What the exercise asks: Print every entry below again exactly as written, skipping the pictures.

Items from an interface collection:
╔══

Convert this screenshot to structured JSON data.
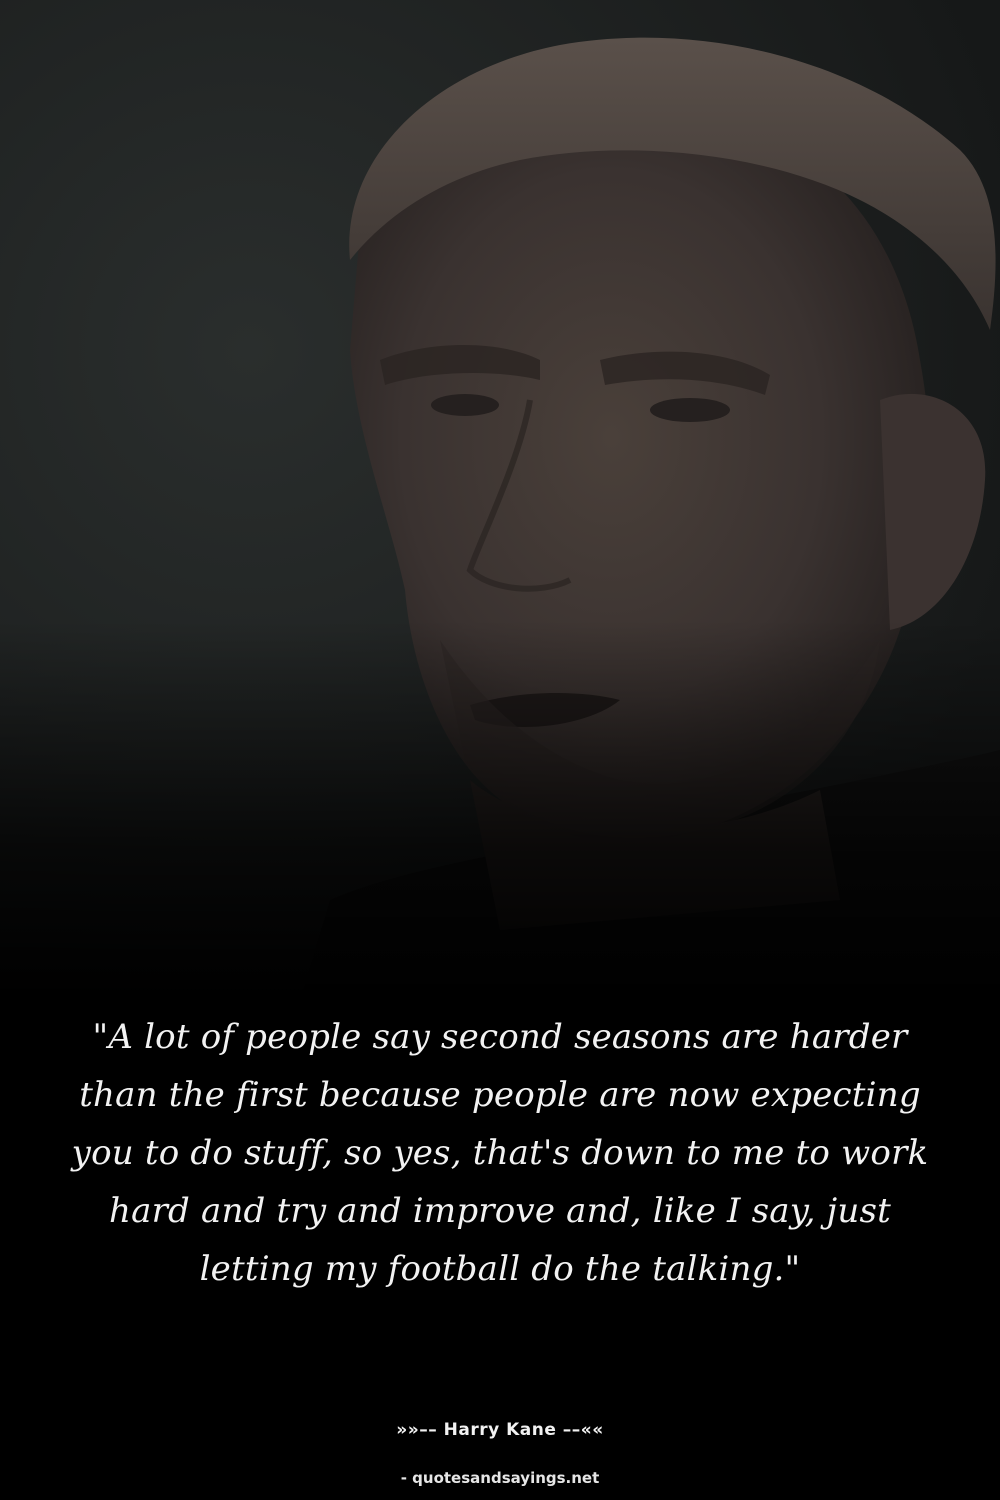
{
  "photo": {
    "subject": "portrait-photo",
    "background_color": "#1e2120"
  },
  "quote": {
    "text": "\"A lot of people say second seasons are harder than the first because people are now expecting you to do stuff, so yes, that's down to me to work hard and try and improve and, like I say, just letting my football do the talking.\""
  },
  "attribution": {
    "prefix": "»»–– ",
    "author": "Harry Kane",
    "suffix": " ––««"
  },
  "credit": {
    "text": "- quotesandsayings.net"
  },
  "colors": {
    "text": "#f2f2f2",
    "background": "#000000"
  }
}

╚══

Task answer:
Convert this screenshot to structured JSON data.
{
  "photo": {
    "subject": "portrait-photo",
    "background_color": "#1e2120"
  },
  "quote": {
    "text": "\"A lot of people say second seasons are harder than the first because people are now expecting you to do stuff, so yes, that's down to me to work hard and try and improve and, like I say, just letting my football do the talking.\""
  },
  "attribution": {
    "prefix": "»»–– ",
    "author": "Harry Kane",
    "suffix": " ––««"
  },
  "credit": {
    "text": "- quotesandsayings.net"
  },
  "colors": {
    "text": "#f2f2f2",
    "background": "#000000"
  }
}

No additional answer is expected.